You don’t need to reach orgasm in order to have a good birthing experience. Maybe the birth hurts and, maybe you happen to enjoy that pain. Why does it have to be a bad pain? I’m going to have a good time, even if I cry, scream, and claw. Did I have a good time? Well, then, let me be in peace with my pleasure.

That’s why, in an active birth, the woman moves so much. She searches for something: not here; there, that’s better. It’s the same with sex: Now, let’s change. And why did you change if we were fine as we were up to now? Because I want more. It’s pretty similar to childbirth. You switch between positions, you go searching, you find it, it goes well and then, suddenly, it gets stuck; your contraction gets stuck. Just like when you are having sex: it’s going well and, suddenly, you don’t find it; well, then, switch positions.

That’s why dancing is comparable to sex, and I think that’s why I danced the first time.

To order Subversive Motherhood in full and learn more about Maria Llopis you can visit her website

If you want to read more about ecstatic birth, consult the book Parirás on placer, by Casilda Rodrigáñez, or the documentary Orgasmic Birth - The Best-Kept Secret, by Debra Pascali-Bonaro.
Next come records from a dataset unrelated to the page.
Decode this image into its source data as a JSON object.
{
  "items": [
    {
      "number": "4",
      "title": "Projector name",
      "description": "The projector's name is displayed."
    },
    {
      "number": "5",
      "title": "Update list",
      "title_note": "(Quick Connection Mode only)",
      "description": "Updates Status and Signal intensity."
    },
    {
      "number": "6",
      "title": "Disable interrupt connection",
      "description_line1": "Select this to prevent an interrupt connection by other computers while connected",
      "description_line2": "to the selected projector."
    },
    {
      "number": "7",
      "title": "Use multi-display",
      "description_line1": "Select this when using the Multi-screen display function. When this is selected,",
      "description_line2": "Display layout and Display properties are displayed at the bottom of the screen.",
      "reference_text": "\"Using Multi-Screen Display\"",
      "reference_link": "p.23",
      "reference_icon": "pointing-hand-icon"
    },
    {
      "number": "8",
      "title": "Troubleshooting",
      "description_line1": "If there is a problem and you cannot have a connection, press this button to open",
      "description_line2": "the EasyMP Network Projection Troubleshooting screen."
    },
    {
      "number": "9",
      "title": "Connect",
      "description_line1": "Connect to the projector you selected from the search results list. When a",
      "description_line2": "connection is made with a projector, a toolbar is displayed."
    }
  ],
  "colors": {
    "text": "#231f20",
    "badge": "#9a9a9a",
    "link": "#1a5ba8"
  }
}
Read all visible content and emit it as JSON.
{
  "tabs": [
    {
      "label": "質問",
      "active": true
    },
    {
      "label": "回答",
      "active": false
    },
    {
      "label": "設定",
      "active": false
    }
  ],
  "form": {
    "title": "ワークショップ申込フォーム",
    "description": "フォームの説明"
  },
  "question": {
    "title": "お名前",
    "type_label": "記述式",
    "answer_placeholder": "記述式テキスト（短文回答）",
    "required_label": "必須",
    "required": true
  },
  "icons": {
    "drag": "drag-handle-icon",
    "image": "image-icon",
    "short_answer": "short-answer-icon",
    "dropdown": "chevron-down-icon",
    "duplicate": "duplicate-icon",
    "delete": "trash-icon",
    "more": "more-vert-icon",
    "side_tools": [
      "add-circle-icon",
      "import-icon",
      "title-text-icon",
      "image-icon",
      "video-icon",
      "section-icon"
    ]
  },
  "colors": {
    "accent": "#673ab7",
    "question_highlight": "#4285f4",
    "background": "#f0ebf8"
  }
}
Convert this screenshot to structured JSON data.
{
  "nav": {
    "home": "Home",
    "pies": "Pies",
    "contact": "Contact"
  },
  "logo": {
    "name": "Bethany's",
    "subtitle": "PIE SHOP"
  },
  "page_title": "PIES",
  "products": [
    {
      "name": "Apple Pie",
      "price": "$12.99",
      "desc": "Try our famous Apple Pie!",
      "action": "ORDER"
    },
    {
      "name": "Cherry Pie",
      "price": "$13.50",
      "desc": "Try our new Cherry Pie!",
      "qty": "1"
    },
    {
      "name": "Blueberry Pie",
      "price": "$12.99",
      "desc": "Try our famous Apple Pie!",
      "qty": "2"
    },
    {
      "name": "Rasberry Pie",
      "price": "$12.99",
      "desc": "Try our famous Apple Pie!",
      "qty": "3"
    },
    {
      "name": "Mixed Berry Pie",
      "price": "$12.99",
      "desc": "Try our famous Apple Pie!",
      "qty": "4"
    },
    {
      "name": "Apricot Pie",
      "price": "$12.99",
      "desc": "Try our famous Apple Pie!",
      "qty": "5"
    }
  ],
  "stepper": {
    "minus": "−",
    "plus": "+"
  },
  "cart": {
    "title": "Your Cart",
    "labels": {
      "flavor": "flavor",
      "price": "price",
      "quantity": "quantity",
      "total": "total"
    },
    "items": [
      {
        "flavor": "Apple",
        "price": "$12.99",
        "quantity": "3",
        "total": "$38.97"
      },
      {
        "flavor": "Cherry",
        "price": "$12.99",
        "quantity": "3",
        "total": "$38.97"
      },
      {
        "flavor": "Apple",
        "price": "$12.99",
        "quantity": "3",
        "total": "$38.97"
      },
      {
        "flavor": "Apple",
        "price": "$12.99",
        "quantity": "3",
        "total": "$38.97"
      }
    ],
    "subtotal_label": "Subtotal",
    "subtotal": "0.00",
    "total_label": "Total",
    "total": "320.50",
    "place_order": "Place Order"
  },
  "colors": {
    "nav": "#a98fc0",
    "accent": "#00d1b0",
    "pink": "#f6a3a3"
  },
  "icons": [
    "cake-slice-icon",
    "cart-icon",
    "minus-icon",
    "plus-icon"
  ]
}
Maria Llopis
« María Llopis is an artist, activist, feminist, queer, and post-pornographer. Llopis deconstructs the sexual subject of feminism in order to develop a discourse that is closer to practices around pro-sex feminism or transfeminism. » All posts →